encointer-worker/stf/src/sgx.rs


#![allow(unused_variables)]
fn main() {
    pub fn get_state(ext: &mut State, getter: TrustedGetter) -> Option<Vec<u8>> {
        ext.execute_with(|| match getter {
            TrustedGetter::balance(who, cid) => {
                Some(get_encointer_balance(&who, &cid).encode())
            },
            TrustedGetter::ceremony_registration(who, cid) => {
                Some(get_ceremony_registration(&who, &cid).encode())
            }
        })
    }
    ...

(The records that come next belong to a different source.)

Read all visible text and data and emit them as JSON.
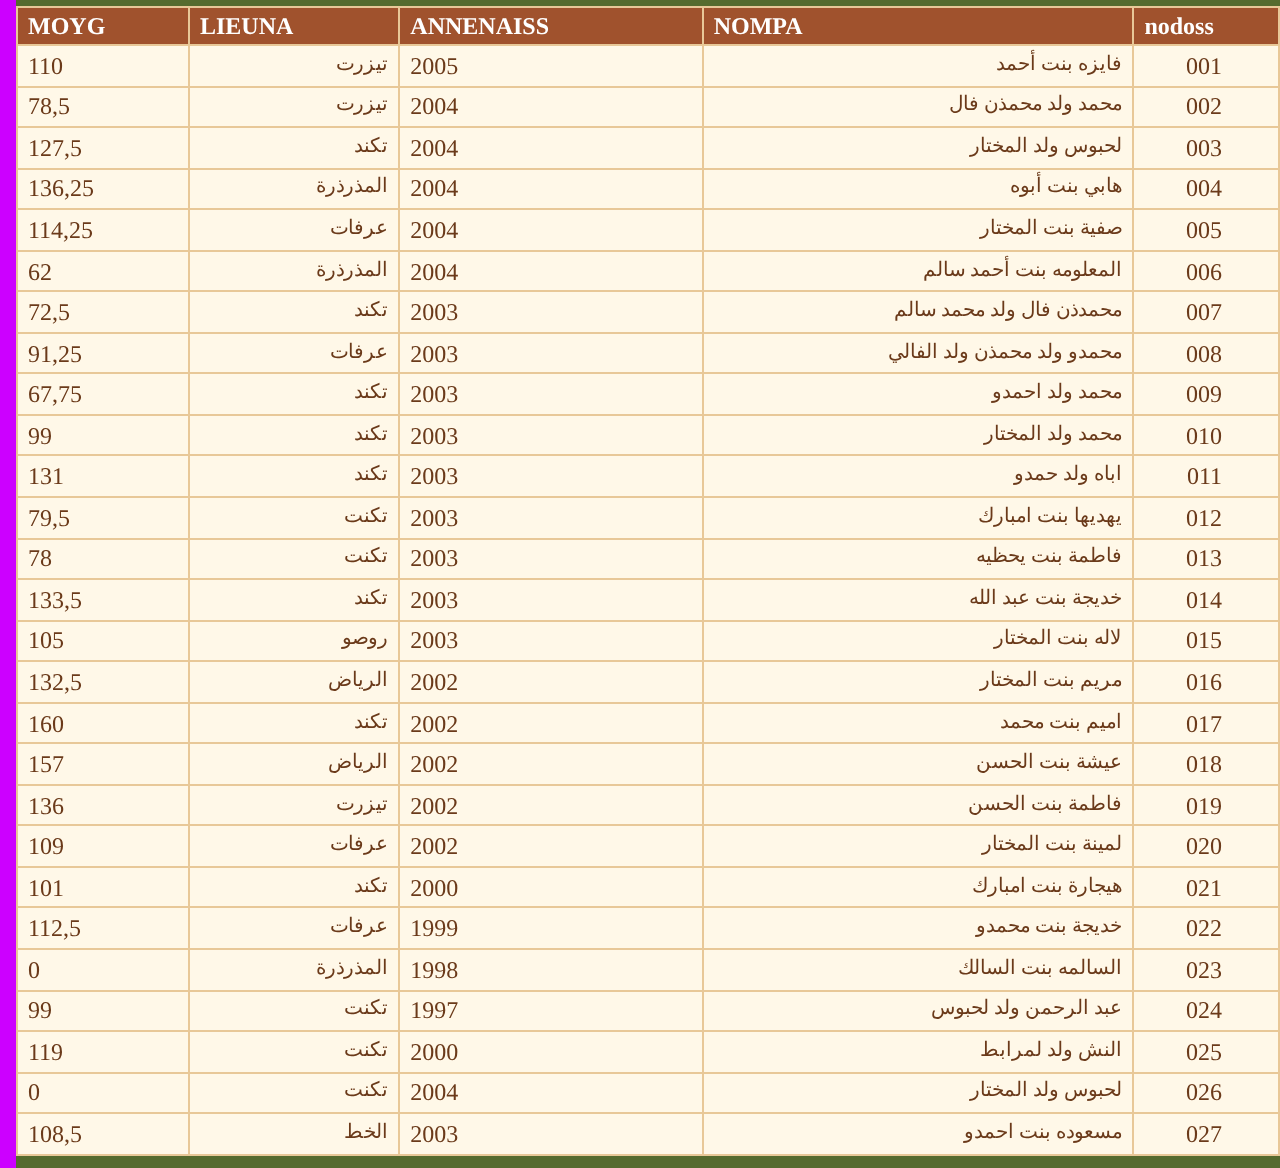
{
  "table": {
    "columns": [
      "nodoss",
      "NOMPA",
      "ANNENAISS",
      "LIEUNA",
      "MOYG"
    ],
    "rows": [
      [
        "001",
        "فايزه بنت أحمد",
        "2005",
        "تيزرت",
        "110"
      ],
      [
        "002",
        "محمد ولد محمذن فال",
        "2004",
        "تيزرت",
        "78,5"
      ],
      [
        "003",
        "لحبوس ولد المختار",
        "2004",
        "تكند",
        "127,5"
      ],
      [
        "004",
        "هابي بنت أبوه",
        "2004",
        "المذرذرة",
        "136,25"
      ],
      [
        "005",
        "صفية بنت المختار",
        "2004",
        "عرفات",
        "114,25"
      ],
      [
        "006",
        "المعلومه بنت أحمد سالم",
        "2004",
        "المذرذرة",
        "62"
      ],
      [
        "007",
        "محمدذن فال ولد محمد سالم",
        "2003",
        "تكند",
        "72,5"
      ],
      [
        "008",
        "محمدو ولد محمذن ولد الفالي",
        "2003",
        "عرفات",
        "91,25"
      ],
      [
        "009",
        "محمد ولد احمدو",
        "2003",
        "تكند",
        "67,75"
      ],
      [
        "010",
        "محمد ولد المختار",
        "2003",
        "تكند",
        "99"
      ],
      [
        "011",
        "اباه ولد حمدو",
        "2003",
        "تكند",
        "131"
      ],
      [
        "012",
        "يهديها بنت امبارك",
        "2003",
        "تكنت",
        "79,5"
      ],
      [
        "013",
        "فاطمة بنت يحظيه",
        "2003",
        "تكنت",
        "78"
      ],
      [
        "014",
        "خديجة بنت عبد الله",
        "2003",
        "تكند",
        "133,5"
      ],
      [
        "015",
        "لاله بنت المختار",
        "2003",
        "روصو",
        "105"
      ],
      [
        "016",
        "مريم بنت المختار",
        "2002",
        "الرياض",
        "132,5"
      ],
      [
        "017",
        "اميم بنت محمد",
        "2002",
        "تكند",
        "160"
      ],
      [
        "018",
        "عيشة بنت الحسن",
        "2002",
        "الرياض",
        "157"
      ],
      [
        "019",
        "فاطمة بنت الحسن",
        "2002",
        "تيزرت",
        "136"
      ],
      [
        "020",
        "لمينة بنت المختار",
        "2002",
        "عرفات",
        "109"
      ],
      [
        "021",
        "هيجارة بنت امبارك",
        "2000",
        "تكند",
        "101"
      ],
      [
        "022",
        "خديجة بنت محمدو",
        "1999",
        "عرفات",
        "112,5"
      ],
      [
        "023",
        "السالمه بنت السالك",
        "1998",
        "المذرذرة",
        "0"
      ],
      [
        "024",
        "عبد الرحمن ولد لحبوس",
        "1997",
        "تكنت",
        "99"
      ],
      [
        "025",
        "النش ولد لمرابط",
        "2000",
        "تكنت",
        "119"
      ],
      [
        "026",
        "لحبوس ولد المختار",
        "2004",
        "تكنت",
        "0"
      ],
      [
        "027",
        "مسعوده بنت احمدو",
        "2003",
        "الخط",
        "108,5"
      ]
    ]
  }
}
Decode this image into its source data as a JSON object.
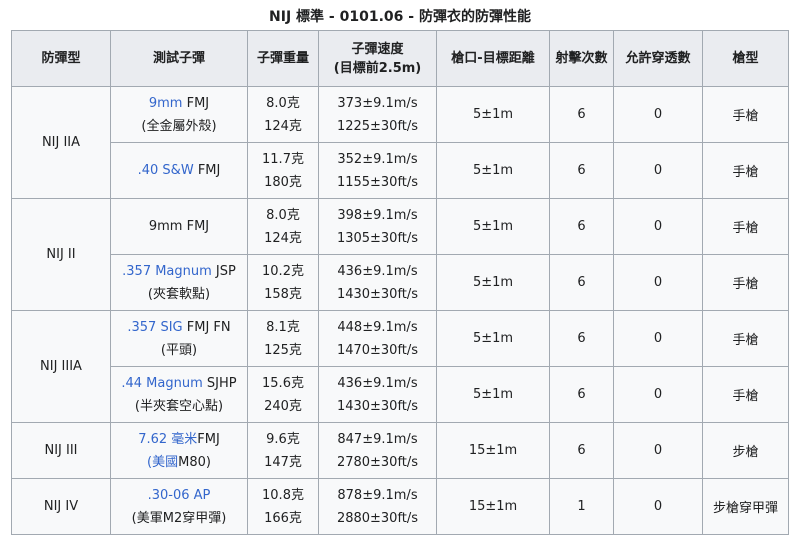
{
  "caption": "NIJ 標準 - 0101.06 - 防彈衣的防彈性能",
  "headers": {
    "armor_type": "防彈型",
    "bullet": "測試子彈",
    "weight": "子彈重量",
    "velocity_line1": "子彈速度",
    "velocity_line2": "(目標前2.5m)",
    "distance": "槍口-目標距離",
    "shots": "射擊次數",
    "penetrations": "允許穿透數",
    "gun": "槍型"
  },
  "groups": [
    {
      "level": "NIJ IIA",
      "rows": [
        {
          "bullet_link": "9mm",
          "bullet_rest": " FMJ",
          "bullet_sub": "(全金屬外殼)",
          "weight_g": "8.0克",
          "weight_gr": "124克",
          "vel_ms": "373±9.1m/s",
          "vel_fts": "1225±30ft/s",
          "distance": "5±1m",
          "shots": "6",
          "pen": "0",
          "gun": "手槍"
        },
        {
          "bullet_link": ".40 S&W",
          "bullet_rest": " FMJ",
          "bullet_sub": "",
          "weight_g": "11.7克",
          "weight_gr": "180克",
          "vel_ms": "352±9.1m/s",
          "vel_fts": "1155±30ft/s",
          "distance": "5±1m",
          "shots": "6",
          "pen": "0",
          "gun": "手槍"
        }
      ]
    },
    {
      "level": "NIJ II",
      "rows": [
        {
          "bullet_link": "",
          "bullet_rest": "9mm FMJ",
          "bullet_sub": "",
          "weight_g": "8.0克",
          "weight_gr": "124克",
          "vel_ms": "398±9.1m/s",
          "vel_fts": "1305±30ft/s",
          "distance": "5±1m",
          "shots": "6",
          "pen": "0",
          "gun": "手槍"
        },
        {
          "bullet_link": ".357 Magnum",
          "bullet_rest": " JSP",
          "bullet_sub": "(夾套軟點)",
          "weight_g": "10.2克",
          "weight_gr": "158克",
          "vel_ms": "436±9.1m/s",
          "vel_fts": "1430±30ft/s",
          "distance": "5±1m",
          "shots": "6",
          "pen": "0",
          "gun": "手槍"
        }
      ]
    },
    {
      "level": "NIJ IIIA",
      "rows": [
        {
          "bullet_link": ".357 SIG",
          "bullet_rest": " FMJ FN",
          "bullet_sub": "(平頭)",
          "weight_g": "8.1克",
          "weight_gr": "125克",
          "vel_ms": "448±9.1m/s",
          "vel_fts": "1470±30ft/s",
          "distance": "5±1m",
          "shots": "6",
          "pen": "0",
          "gun": "手槍"
        },
        {
          "bullet_link": ".44 Magnum",
          "bullet_rest": " SJHP",
          "bullet_sub": "(半夾套空心點)",
          "weight_g": "15.6克",
          "weight_gr": "240克",
          "vel_ms": "436±9.1m/s",
          "vel_fts": "1430±30ft/s",
          "distance": "5±1m",
          "shots": "6",
          "pen": "0",
          "gun": "手槍"
        }
      ]
    },
    {
      "level": "NIJ III",
      "rows": [
        {
          "bullet_link": "7.62 毫米",
          "bullet_rest": "FMJ",
          "bullet_sub_link": "(美國",
          "bullet_sub": "M80)",
          "weight_g": "9.6克",
          "weight_gr": "147克",
          "vel_ms": "847±9.1m/s",
          "vel_fts": "2780±30ft/s",
          "distance": "15±1m",
          "shots": "6",
          "pen": "0",
          "gun": "步槍"
        }
      ]
    },
    {
      "level": "NIJ IV",
      "rows": [
        {
          "bullet_link": ".30-06 AP",
          "bullet_rest": "",
          "bullet_sub": "(美軍M2穿甲彈)",
          "weight_g": "10.8克",
          "weight_gr": "166克",
          "vel_ms": "878±9.1m/s",
          "vel_fts": "2880±30ft/s",
          "distance": "15±1m",
          "shots": "1",
          "pen": "0",
          "gun": "步槍穿甲彈"
        }
      ]
    }
  ]
}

fn get_ceremony_registration(who: &AccountId, cid: &CurrencyIdentifier) -> ParticipantIndexType {
    let cindex = match sp_io::storage::get(&storage_value_key(
        "EncointerScheduler",
        "CurrentCeremonyIndex")) {
            Some(val) => if let Ok(v) = CeremonyIndexType::decode(&mut val.as_slice()) { v } else { 0 },
            None => 0
    };
    info!("cindex = {}", cindex);
    if let Some(res) = sp_io::storage::get(&storage_double_map_key(
        "EncointerCeremonies",
        "ParticipantIndex",
        &(cid,cindex),
        &StorageHasher::Blake2_128Concat,
        who,
        &StorageHasher::Blake2_128Concat,
    )) {
        if let Ok(pindex) = ParticipantIndexType::decode(&mut res.as_slice()) {
            pindex
        } else {
            debug!("can't decode ParticipantIndexType for {:x?}", res);
            0
        }
    } else {
        debug!("no registration for caller");
        0
    }
}
}

Note: Currently, the stf is not aware of the runtime metadata, so we have to hard-code hashers for StorageMap and StorageDoubleMap.

Again, we will introduce our getter in the CLI:

encointer-worker/stf/src/cli.rs


#![allow(unused_variables)]
fn main() {
.add_cmd(
    Command::new("ceremony-registration")
        .description("query state if registration for this ceremony")
        .options(|app| {
            app.arg(
                Arg::with_name("accountid")
                    .takes_value(true)
                    .required(true)
                    .value_name("SS58")
                    .help("AccountId in ss58check format"),
            )
        })
        .runner(move |_args: &str, matches: &ArgMatches<'_>| {
            let arg_who = matches.value_of("accountid").unwrap();
            println!("arg_who = {:?}", arg_who);
            let who = get_pair_from_str(matches, arg_who);
            let (mrenclave, shard) = get_identifiers(matches);
            let tgetter =
                TrustedGetter::ceremony_registration(sr25519_core::Public::from(who.public()), shard);
            let tsgetter = tgetter.sign(&sr25519_core::Pair::from(who));
            let res = perform_operation(matches, &TrustedOperationSigned::get(tsgetter));
            let ind = if let Some(v) = res {
                if let Ok(vd) = ParticipantIndexType::decode(&mut v.as_slice()) {
                    vd
                } else {
                    info!("could not decode value {:x?}", v);
                    0
                }
            } else {
                0
            };
            println!("{}", ind);
            Ok(())
        }),
)
}

So we can query our index in the particpant registry with our CLI

encointer-client trusted ceremony-registration //AliceIncognito --mrenclave Jtpuqp6iA98JmhUYwhbcV8mvEgF9uFbksWaAeyALZQA --shard 3LjCHdiNbNLKEtwGtBf6qHGZnfKFyjLu9v3uxVgDL35C

Happy coding!